■ Required action:
Go through the data and count the lines holding the string "JSON". Write only the number.
[Given data Boundary: Start]
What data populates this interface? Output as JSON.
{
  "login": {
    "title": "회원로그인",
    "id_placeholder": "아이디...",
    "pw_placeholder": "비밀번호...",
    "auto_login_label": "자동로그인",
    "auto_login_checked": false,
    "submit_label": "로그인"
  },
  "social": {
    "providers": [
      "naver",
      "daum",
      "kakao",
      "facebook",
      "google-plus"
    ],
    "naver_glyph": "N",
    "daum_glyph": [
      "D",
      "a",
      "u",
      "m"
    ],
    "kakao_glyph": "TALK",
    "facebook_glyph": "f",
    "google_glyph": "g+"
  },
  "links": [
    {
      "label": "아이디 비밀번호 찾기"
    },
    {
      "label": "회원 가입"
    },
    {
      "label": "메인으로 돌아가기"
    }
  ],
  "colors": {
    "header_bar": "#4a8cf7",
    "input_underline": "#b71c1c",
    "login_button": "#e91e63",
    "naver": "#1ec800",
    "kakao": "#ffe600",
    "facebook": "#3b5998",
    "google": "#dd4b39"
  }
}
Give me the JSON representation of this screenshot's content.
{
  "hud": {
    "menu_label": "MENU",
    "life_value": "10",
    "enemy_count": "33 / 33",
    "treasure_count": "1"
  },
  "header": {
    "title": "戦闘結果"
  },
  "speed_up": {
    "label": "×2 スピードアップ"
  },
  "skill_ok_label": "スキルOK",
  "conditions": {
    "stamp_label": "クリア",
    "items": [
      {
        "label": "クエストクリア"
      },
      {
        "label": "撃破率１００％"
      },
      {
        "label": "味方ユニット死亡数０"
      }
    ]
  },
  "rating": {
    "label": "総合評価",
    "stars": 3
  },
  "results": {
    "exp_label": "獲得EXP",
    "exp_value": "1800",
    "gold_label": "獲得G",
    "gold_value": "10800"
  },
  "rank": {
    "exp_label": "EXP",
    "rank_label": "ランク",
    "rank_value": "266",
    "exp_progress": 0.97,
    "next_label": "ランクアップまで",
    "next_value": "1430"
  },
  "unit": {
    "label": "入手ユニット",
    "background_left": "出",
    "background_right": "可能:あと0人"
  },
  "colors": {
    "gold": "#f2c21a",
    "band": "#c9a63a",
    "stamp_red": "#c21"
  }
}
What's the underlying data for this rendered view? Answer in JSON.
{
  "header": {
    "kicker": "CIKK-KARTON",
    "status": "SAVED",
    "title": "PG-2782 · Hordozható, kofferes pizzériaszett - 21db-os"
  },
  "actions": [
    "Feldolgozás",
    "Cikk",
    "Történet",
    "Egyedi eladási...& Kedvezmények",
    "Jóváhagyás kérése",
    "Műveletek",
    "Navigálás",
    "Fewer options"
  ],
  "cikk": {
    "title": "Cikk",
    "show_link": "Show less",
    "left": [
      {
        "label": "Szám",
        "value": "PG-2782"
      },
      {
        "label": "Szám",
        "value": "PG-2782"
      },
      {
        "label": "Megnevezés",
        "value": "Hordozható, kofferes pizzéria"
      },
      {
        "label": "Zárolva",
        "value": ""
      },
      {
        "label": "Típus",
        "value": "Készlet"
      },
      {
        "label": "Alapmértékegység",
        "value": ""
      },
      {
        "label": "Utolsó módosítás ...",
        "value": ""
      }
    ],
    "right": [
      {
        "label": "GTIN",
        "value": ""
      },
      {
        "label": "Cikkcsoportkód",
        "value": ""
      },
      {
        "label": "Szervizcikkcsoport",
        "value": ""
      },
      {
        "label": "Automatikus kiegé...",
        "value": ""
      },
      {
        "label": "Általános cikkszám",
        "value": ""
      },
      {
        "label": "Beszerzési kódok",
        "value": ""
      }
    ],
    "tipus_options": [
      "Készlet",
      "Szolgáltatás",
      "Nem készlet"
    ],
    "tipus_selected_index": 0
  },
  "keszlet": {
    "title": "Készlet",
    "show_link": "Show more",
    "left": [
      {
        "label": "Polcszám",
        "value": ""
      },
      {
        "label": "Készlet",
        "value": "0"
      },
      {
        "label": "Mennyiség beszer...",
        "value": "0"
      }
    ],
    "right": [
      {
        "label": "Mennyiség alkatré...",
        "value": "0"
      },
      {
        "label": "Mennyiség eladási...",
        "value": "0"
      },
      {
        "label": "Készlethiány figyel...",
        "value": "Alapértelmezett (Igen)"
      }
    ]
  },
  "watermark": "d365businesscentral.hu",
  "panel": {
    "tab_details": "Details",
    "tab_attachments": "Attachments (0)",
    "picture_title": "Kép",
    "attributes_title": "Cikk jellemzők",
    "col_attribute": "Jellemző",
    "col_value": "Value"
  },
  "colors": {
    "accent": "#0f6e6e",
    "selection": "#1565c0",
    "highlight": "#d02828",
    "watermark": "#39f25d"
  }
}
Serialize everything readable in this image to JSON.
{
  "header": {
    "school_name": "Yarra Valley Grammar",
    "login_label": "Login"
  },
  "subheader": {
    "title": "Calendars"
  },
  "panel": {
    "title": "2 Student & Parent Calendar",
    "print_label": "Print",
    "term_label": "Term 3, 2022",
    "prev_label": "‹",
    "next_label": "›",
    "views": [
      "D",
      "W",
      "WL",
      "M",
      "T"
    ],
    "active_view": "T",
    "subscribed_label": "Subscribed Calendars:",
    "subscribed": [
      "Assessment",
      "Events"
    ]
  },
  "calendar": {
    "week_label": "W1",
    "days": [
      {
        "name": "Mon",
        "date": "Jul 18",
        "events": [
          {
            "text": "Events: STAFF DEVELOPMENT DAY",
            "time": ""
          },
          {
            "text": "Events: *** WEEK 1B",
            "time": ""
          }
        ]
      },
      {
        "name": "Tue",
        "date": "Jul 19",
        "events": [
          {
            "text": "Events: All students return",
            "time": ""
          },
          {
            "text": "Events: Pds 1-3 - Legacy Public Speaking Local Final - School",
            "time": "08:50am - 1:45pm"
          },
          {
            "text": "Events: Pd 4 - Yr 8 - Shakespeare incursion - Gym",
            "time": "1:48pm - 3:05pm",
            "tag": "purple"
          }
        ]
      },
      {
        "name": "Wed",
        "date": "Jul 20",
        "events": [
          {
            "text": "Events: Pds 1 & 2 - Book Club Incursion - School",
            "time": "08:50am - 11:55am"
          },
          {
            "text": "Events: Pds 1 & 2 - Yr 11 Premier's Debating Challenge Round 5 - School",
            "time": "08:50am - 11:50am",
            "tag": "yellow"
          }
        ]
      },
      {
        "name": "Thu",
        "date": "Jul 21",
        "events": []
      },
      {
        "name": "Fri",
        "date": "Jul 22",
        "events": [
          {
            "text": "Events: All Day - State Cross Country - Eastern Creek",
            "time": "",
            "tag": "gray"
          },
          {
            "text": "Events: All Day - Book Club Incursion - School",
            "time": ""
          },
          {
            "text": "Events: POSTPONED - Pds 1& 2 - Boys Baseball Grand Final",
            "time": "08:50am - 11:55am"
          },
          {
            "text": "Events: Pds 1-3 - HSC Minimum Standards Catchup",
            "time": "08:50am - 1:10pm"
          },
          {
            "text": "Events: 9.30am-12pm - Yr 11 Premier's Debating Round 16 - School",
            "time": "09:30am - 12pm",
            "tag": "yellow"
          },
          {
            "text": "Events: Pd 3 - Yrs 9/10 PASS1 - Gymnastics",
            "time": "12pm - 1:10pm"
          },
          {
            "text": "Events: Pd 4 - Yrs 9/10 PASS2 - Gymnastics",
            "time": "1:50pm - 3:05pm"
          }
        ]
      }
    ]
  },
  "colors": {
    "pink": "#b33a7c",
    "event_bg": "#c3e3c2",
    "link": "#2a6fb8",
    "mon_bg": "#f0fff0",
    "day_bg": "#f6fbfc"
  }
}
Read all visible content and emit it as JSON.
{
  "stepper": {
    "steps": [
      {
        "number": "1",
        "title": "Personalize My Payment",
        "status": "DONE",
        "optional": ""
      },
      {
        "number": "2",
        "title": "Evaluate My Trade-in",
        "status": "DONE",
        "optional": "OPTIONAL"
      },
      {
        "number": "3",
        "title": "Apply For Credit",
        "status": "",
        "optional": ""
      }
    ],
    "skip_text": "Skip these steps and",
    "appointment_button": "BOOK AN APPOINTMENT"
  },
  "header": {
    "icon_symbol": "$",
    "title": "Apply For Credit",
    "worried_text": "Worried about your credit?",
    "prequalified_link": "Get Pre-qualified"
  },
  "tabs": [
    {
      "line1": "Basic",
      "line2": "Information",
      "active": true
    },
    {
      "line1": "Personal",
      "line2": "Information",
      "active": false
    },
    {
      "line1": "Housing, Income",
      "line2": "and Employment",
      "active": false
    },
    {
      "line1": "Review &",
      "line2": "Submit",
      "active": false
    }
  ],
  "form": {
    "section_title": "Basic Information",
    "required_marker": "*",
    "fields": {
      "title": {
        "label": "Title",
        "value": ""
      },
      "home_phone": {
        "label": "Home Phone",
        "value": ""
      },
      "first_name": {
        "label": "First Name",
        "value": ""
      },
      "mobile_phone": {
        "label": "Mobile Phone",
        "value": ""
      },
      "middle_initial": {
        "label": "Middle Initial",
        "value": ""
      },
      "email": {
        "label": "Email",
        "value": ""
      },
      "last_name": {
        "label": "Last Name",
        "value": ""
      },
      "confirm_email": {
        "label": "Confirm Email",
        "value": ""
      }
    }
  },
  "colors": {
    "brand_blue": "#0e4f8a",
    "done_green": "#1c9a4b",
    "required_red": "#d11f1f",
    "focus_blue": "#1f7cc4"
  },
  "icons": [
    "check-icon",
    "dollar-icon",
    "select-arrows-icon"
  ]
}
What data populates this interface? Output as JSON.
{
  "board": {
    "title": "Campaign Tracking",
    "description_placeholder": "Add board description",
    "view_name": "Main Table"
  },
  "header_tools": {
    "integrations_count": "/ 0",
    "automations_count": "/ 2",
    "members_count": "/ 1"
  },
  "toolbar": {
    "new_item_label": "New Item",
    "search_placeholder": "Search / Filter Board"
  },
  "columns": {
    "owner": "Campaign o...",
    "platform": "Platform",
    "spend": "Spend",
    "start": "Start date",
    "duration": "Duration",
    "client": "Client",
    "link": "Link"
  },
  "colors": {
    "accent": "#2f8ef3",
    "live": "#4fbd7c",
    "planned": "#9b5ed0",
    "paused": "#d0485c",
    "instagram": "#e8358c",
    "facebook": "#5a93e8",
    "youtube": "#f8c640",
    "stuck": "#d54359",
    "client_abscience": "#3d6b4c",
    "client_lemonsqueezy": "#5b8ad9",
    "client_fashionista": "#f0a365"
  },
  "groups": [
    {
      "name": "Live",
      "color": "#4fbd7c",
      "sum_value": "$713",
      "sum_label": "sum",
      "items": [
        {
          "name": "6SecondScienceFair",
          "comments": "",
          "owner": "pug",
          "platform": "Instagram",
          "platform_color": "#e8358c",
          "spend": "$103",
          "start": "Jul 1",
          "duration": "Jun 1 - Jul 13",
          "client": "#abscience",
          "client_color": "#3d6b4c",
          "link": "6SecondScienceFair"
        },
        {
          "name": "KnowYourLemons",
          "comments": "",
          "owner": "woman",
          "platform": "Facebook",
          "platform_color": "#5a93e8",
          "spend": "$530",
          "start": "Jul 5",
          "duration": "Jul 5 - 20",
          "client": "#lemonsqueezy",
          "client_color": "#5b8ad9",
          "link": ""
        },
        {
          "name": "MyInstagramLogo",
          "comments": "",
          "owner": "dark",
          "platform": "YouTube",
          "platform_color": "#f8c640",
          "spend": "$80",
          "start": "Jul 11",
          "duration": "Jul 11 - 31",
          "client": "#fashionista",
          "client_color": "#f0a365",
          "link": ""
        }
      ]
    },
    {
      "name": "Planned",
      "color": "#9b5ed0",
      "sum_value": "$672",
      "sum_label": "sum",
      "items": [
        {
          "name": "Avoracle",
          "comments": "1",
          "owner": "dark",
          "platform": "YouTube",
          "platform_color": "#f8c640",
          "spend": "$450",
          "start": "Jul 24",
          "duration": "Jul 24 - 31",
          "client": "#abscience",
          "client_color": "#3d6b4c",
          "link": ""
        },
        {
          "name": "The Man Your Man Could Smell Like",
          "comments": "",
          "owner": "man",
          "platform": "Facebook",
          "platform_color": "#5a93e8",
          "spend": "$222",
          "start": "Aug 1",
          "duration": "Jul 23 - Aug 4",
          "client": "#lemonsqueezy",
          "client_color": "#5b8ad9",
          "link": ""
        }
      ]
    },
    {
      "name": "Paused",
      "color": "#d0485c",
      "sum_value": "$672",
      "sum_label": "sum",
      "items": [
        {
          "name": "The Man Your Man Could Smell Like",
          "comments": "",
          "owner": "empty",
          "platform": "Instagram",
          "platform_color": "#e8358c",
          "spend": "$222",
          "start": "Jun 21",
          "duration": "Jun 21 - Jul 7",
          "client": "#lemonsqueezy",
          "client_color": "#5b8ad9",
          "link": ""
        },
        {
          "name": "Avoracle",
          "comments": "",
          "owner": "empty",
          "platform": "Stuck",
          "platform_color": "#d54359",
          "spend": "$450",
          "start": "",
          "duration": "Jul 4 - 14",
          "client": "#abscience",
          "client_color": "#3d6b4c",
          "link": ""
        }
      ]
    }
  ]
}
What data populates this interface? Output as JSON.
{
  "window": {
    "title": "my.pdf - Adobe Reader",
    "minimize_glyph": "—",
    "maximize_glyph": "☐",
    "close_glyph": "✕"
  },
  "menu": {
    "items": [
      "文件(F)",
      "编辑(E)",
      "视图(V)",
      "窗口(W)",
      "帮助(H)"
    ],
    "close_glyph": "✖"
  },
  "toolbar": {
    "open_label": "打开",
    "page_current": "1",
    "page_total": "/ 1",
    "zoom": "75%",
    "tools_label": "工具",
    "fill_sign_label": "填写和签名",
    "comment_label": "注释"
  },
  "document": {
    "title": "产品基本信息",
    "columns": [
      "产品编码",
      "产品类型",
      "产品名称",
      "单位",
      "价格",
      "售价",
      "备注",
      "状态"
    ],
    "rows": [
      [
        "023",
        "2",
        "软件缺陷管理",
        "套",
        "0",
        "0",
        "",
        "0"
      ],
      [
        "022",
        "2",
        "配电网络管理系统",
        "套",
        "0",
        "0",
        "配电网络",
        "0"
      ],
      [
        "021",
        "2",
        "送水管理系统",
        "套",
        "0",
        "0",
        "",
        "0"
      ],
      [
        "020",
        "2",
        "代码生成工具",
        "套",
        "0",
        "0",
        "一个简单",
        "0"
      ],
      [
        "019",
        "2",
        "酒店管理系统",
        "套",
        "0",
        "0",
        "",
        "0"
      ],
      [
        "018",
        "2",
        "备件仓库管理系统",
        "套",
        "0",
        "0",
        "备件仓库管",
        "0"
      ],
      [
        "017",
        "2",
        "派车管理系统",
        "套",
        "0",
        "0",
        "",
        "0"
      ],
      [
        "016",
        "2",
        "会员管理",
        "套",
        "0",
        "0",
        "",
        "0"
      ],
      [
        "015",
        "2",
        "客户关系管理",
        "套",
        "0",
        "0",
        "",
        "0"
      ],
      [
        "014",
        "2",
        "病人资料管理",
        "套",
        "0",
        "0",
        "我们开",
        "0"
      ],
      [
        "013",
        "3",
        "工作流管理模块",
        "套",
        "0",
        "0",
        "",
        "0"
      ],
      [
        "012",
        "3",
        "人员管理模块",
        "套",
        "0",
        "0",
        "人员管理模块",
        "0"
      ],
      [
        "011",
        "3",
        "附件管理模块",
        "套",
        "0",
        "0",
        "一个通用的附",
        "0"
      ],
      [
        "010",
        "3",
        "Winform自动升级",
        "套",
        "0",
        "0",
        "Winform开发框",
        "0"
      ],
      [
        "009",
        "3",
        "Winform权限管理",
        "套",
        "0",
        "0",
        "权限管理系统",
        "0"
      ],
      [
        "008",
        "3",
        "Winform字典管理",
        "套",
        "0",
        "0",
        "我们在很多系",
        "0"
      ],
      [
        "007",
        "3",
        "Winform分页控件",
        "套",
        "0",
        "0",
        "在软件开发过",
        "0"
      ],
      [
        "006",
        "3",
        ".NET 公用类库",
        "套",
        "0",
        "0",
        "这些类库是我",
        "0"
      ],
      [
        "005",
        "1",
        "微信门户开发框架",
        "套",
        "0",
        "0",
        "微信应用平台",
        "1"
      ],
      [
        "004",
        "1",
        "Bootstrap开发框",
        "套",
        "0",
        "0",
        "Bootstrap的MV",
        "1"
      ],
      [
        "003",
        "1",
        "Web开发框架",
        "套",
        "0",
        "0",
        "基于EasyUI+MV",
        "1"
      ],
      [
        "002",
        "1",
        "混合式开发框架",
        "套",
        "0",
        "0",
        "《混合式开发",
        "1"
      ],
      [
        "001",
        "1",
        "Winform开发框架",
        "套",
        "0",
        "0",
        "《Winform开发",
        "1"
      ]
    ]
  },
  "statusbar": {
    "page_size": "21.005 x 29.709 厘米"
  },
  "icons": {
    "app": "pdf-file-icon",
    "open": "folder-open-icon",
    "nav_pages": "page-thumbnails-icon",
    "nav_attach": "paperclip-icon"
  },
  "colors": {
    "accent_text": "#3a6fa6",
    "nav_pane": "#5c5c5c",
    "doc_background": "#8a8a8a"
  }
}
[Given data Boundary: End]
■ Exercise answer:
7